    You can drive under the speed limit and with the utmost caution, but Yalies will continue to wander out into Elm street with earbuds in during the day, or intoxicated at night, with nary a glance toward traffic. There’s a crosswalk every 50 yards on Elm Street, but who on campus is willing to go so far beneath themselves as to walk to said crosswalks, when you can just run out in traffic with prattling away on your cell phone? I’ve watched a Yalie on crutches jaywalk across Elm at dusk wearing dark clothing. There are plenty of texting bikers and pedestrians in addition to the bad drivers. Improving street safety requires diligence and courtesy from drivers, bikers, AND pedestrians.

    The new urban hippies who want to believe removing cars from downtown will make it safer are sadly mistaken. The undergrads largely stick to their residential colleges for dining and do not make up the bulk of the patrons for theater downtown. Keep the cars away from downtown and the streets AND sidewalks will be deserted.

  • student

    “asking” for diligence and courtesy will do nothing to prevent more deaths.

    yale needs to design the streets so that people can have the ability to respect one another as they go about their business. people won’t do it on their own. if the road looks like a highway, as every street in downtown currently does, it will be driven like one.

    also, i don’t know of anyone who wants to remove cars from downtown. just like your statements about bikes and pedestrians (who unlike drivers, do not kill other people on a daily basis), you’re exaggerating to make your point.

    i’m glad you drive under the speed limit – it’s a good idea, because the speed limits are set far too high. if you drive at more than 20 within a pedestrian-rich environment, regardless of what the speed limit is posted at, you are bound to get blood on your hands.

  • Yale ’10

    Dolores Colon is a useless Alderwoman; it’s a shame that she used this incident as a vehicle to exacerbate class tensions. You’ve got an Alderwoman who is notorious for being completely silent at meetings and in committee, and the only time she breaks her silence is to basically play to the worst part of town-gown strain. I’ve got news for her: people in New Haven don’t really take offense to the media frenzy.

    Anyway, I think Alex Rhodeen makes a good point as he usually does, but ultimately it makes sense for Alders Jones and Shah to take this as an opportunity to beef up crime prevention–there will be strong public support for it, and lord knows Wards 21 and 23 could always use more crime prevention. Maybe now the city will finally curb its payments to those commies at the Greater New Haven Peace Coalition and put the money to use productively.
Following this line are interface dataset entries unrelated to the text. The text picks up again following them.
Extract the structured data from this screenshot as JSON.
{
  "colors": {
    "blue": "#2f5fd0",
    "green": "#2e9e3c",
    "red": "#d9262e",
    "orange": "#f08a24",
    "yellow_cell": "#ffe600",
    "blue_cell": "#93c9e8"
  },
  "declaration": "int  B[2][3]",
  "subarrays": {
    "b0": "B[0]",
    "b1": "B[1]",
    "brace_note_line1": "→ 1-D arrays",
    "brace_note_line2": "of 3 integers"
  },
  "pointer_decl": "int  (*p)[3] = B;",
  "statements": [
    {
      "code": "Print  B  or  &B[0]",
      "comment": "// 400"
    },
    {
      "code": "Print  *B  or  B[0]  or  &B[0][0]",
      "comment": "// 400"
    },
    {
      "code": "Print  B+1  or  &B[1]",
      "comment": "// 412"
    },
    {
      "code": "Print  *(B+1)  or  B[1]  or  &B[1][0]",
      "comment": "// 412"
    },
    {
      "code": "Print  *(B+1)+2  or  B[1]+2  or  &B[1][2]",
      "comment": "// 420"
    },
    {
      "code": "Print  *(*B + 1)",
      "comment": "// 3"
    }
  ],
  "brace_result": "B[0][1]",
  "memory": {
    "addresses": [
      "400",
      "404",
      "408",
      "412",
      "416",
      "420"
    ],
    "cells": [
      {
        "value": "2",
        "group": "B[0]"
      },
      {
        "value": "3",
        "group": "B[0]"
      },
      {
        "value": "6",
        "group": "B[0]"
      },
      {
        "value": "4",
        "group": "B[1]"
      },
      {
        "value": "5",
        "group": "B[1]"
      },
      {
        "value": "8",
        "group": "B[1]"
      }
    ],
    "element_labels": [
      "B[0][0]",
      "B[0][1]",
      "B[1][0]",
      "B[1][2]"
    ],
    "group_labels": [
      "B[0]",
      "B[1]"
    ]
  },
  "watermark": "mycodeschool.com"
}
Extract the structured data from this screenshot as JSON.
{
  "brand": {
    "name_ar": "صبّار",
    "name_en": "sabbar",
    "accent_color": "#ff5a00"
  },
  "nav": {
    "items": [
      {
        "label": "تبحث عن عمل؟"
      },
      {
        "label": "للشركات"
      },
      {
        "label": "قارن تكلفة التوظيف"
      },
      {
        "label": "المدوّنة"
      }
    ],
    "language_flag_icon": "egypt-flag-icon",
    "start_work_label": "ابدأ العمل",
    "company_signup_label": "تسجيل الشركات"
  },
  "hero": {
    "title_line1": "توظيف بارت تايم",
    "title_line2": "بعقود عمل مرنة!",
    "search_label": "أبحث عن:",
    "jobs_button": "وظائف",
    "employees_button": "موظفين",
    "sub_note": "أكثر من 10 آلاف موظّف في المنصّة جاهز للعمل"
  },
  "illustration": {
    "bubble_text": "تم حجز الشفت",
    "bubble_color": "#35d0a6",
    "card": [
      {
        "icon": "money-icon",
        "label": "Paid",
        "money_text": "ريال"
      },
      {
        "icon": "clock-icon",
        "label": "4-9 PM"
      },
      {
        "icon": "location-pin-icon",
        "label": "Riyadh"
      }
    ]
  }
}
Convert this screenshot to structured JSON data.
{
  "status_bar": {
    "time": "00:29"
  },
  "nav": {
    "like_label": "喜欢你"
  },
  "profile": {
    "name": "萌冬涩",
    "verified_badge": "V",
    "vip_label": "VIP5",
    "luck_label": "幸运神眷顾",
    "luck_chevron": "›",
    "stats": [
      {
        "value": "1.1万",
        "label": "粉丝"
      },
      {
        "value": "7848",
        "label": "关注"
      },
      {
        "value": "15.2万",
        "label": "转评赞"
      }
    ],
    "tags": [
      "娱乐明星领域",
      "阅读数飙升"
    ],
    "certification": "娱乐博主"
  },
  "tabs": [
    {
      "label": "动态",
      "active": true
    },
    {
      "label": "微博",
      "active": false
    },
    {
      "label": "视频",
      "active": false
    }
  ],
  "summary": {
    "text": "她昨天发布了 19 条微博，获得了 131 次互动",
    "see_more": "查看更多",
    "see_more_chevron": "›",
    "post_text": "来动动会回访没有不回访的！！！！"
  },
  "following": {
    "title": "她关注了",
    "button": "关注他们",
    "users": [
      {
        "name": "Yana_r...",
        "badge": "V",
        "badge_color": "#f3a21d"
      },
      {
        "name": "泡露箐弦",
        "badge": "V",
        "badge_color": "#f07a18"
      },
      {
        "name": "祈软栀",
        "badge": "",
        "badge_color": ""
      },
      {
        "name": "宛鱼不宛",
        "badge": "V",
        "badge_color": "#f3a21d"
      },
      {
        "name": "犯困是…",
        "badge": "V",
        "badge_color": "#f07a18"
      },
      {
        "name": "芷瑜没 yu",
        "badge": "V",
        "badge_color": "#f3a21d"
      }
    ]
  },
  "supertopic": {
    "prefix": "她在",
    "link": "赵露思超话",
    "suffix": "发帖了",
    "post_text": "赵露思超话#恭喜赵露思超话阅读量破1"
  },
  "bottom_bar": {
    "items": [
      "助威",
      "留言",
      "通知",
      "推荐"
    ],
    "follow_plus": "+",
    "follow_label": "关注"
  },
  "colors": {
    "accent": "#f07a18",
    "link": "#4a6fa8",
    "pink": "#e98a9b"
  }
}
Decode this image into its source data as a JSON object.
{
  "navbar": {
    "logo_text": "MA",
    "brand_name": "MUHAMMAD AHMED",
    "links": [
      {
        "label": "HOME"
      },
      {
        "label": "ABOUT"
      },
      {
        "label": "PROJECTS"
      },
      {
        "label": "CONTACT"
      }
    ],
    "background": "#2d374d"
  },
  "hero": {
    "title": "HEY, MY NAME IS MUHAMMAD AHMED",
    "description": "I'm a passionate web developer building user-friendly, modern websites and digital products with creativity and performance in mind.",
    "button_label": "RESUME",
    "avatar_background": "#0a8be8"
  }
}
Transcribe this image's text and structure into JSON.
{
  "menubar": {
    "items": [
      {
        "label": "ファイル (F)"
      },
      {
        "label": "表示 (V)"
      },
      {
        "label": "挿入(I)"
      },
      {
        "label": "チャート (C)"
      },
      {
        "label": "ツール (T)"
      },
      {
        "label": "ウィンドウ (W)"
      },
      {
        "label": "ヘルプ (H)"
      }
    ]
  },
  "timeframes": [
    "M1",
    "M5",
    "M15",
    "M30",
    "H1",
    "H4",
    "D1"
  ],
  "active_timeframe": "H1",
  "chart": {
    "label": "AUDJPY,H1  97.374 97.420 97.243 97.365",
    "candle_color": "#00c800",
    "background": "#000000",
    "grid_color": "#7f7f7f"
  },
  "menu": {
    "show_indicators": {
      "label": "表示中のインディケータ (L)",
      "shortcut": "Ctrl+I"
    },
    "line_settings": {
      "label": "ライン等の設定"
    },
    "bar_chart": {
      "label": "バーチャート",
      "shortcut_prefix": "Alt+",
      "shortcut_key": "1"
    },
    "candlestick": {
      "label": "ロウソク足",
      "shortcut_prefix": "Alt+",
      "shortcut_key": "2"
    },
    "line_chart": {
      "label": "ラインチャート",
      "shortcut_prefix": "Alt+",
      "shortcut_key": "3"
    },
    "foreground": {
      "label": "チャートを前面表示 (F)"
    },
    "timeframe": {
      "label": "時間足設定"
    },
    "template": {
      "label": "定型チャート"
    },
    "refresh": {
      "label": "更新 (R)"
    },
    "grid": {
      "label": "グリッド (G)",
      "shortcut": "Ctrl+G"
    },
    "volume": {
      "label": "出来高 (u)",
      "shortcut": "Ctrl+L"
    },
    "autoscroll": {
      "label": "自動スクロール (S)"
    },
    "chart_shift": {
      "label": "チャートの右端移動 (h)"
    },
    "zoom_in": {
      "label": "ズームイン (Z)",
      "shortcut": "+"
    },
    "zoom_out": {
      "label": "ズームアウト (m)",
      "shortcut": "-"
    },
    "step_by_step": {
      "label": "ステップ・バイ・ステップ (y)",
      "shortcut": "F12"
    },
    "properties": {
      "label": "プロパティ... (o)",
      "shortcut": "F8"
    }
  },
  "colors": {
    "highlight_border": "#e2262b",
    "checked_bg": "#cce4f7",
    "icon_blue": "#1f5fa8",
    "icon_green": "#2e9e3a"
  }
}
  • TuoAntigelo

    When is the switch to Google going to take place? Also, I heard that it is hard to integrate the PBX to your email environment once the switch is made. Is that the case?